To stay slim, lay off the alcohol

Marian Kassis

Lets face it, both fitness and alcohol seem to be at the top of our priority list this day in age, whether it be staying fit to keep up with the latest fashions or drinking to get into the party scene. However, the two do not do each other mercy.

Alcohol is loaded with calories. Even the “light” drinks are not so light. Not to say that your everyday non-alcoholic beverages are not just as bad, but for the sake of this article, we’re going to stick to alcohol. Here are a few of the top-sellers and their nutrition facts:

So you may think that cutting down on food when drinking can somewhat serve as a wash; more calorie intake here, less calorie intake there. Unfortunately, that’s not the way it works.

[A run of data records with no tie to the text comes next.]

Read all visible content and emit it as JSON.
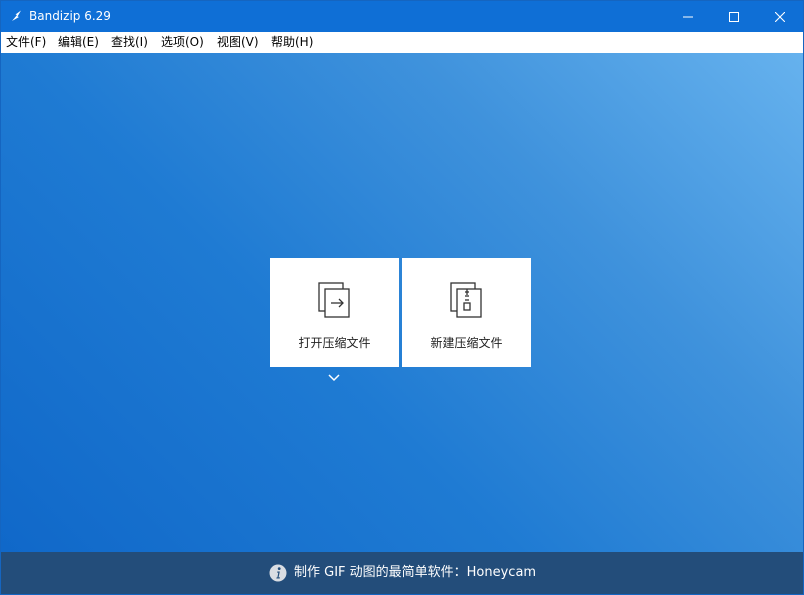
{
  "window": {
    "title": "Bandizip 6.29",
    "controls": [
      "minimize",
      "maximize",
      "close"
    ]
  },
  "menu": {
    "items": [
      {
        "label": "文件(F)"
      },
      {
        "label": "编辑(E)"
      },
      {
        "label": "查找(I)"
      },
      {
        "label": "选项(O)"
      },
      {
        "label": "视图(V)"
      },
      {
        "label": "帮助(H)"
      }
    ]
  },
  "main": {
    "tiles": [
      {
        "label": "打开压缩文件",
        "icon": "open-archive-icon"
      },
      {
        "label": "新建压缩文件",
        "icon": "new-archive-icon"
      }
    ]
  },
  "status": {
    "icon": "info-icon",
    "text": "制作 GIF 动图的最简单软件：Honeycam"
  },
  "colors": {
    "titlebar": "#0f6fd6",
    "statusbar": "#234d7a",
    "background_light": "#66b2ee",
    "background_dark": "#1068c9"
  }
}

Drinking does not satisfy your hunger. If anything, it does just the opposite. Alcohol lowers blood sugar levels and when sugar level reduces, it sends signals to the brain that you are hungry. Therefore, what follows shortly after a drink or two is the term commonly known as the “drinking munchies.”

Eating a proper meal before you drink will line your stomach and slow the rate at which alcohol is absorbed into the bloodstream, which may help you avoid the infamous “beer belly.” The beer belly is actually caused by a more complicated effect that alcohol has on the body’s metabolic system.

Surprisingly, less than 5 percent of the alcohol consumed is stored as fat. However, it is the other 95 percent that should be of concern.

Simply put, the body uses whatever you feed it as a source of fuel to burn for energy. Alcohol reduces the amount of fat the body burns because it puts all the fat aside and starts burning the acetate that the alcohol produces as its main source for fuel.

The Alcohol and Tobacco Tax and Trade Bureau of the U.S Department of the Treasury (TTB) issued Notice No. 73 on July 31, 2007, proposing a rule that would require mandatory labeling of nutrition facts on all alcoholic beverages. Comments about the proposed rule are due in January of 2008.

All in all, everything in moderation will not do much harm. It is always good to know what you are putting into your body and the effects it may have on it.

Taking precautions or choosing the right foods to eat should be looked at as more of a lifestyle then a “diet” of any kind.